The Department for International Development (DFID) is a United Kingdom government department responsible for administering overseas aid. The goal of the department is "to promote sustainable development and eliminate world poverty". DFID is headed by the United Kingdom's Secretary of State for International Development. The position has been held, since 9 November 2017, by Penny Mordaunt. In a 2010 report by the Development Assistance Committee (DAC), DFID was described as "an international development leader in times of global crisis". The UK aid logo is often used to publicly acknowledge DFID's development programmes are funded by UK taxpayers.
Global Affairs Canada, legally incorporated as the Department of Foreign Affairs, Trade and Development, is the department in the Government of Canada that manages Canada's diplomatic and consular relations, to encourage the country's international trade, and to lead Canada's international development and humanitarian assistance. It is also responsible for maintaining Canadian government offices abroad with diplomatic and consular status on behalf of all government departments.
The Department of Foreign Affairs and Trade is the department of the Government of Australia responsible for foreign policy, foreign relations, foreign aid, consular services, and trade and investment.
The Minister of State for Europe is an informal title for a ministerial position within the Government of the United Kingdom, in charge of affairs with Europe, the European Union and NATO.
The Philippines' Department of Foreign Affairs is the executive department of the Philippine government tasked to contribute to the enhancement of national security and the protection of the territorial integrity and national sovereignty, to participate in the national endeavor of sustaining development and enhancing the Philippines' competitive edge, to protect the rights and promote the welfare of Filipinos overseas and to mobilize them as partners in national development, to project a positive image of the Philippines, and to increase international understanding of Philippine culture for mutually-beneficial relations with other countries.
Patrick Richard Henry Wright, Baron Wright of Richmond is a retired British diplomat and former Head of HM Diplomatic Service.
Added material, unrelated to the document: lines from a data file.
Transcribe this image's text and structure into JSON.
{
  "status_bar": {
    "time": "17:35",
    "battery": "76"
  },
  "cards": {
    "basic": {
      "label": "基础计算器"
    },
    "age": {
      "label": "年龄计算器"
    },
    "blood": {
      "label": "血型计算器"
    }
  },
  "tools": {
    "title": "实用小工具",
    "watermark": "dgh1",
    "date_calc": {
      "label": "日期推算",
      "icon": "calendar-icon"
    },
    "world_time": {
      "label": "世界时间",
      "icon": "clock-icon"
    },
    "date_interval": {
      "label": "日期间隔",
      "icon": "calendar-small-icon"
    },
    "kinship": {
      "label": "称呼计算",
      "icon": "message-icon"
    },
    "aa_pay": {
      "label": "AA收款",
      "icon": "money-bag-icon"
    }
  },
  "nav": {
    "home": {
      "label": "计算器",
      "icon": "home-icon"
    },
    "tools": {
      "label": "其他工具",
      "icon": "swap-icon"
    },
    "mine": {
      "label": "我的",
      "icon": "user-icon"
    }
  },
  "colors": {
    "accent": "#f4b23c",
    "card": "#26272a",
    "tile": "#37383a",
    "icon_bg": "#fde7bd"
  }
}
The Ministry of Justice (MoJ) is a ministerial department of the British Government headed by the Secretary of State for Justice and Lord Chancellor. The department is also responsible for areas of constitutional policy not transferred in 2010 to the Deputy Prime Minister, human rights law and information rights law across the UK.
Sir Nigel Kim Darroch is a senior British diplomat, who since January 2016 has been British Ambassador to the United States.
Paul Thomas Arkwright is a British diplomat who was High Commissioner to the Federal Republic of Nigeria 2015–18.
The Embassy of the United Kingdom in Beijing is the chief diplomatic mission of the United Kingdom in the People's Republic of China. It is one of Britain's largest overseas embassies. It is located at 11 Guang Hua Lu, in the Chaoyang District. The current British Ambassador to China is Barbara Woodward.
Sir Alan Stanley Collins, KCVO, CMG, is a retired British diplomat and former Consul General in New York City (2007–11), High Commissioner to Singapore (2003–07) and Ambassador to the Philippines (1998–2002).
The Diplomatic Academy of the United Kingdom is part of the Foreign and Commonwealth Office (FCO). The creation of a new Diplomatic Academy was announced in a speech by William Hague, Secretary of State for Foreign and Commonwealth Affairs, on 19 September 2013 on the occasion of the opening of the FCO's new Language Centre. The Academy began operating in 2014 and was opened officially by Foreign Secretary Philip Hammond on 10 February 2015.
|Wikisource has the text of the 1911 Encyclopædia Britannica article Foreign Office .|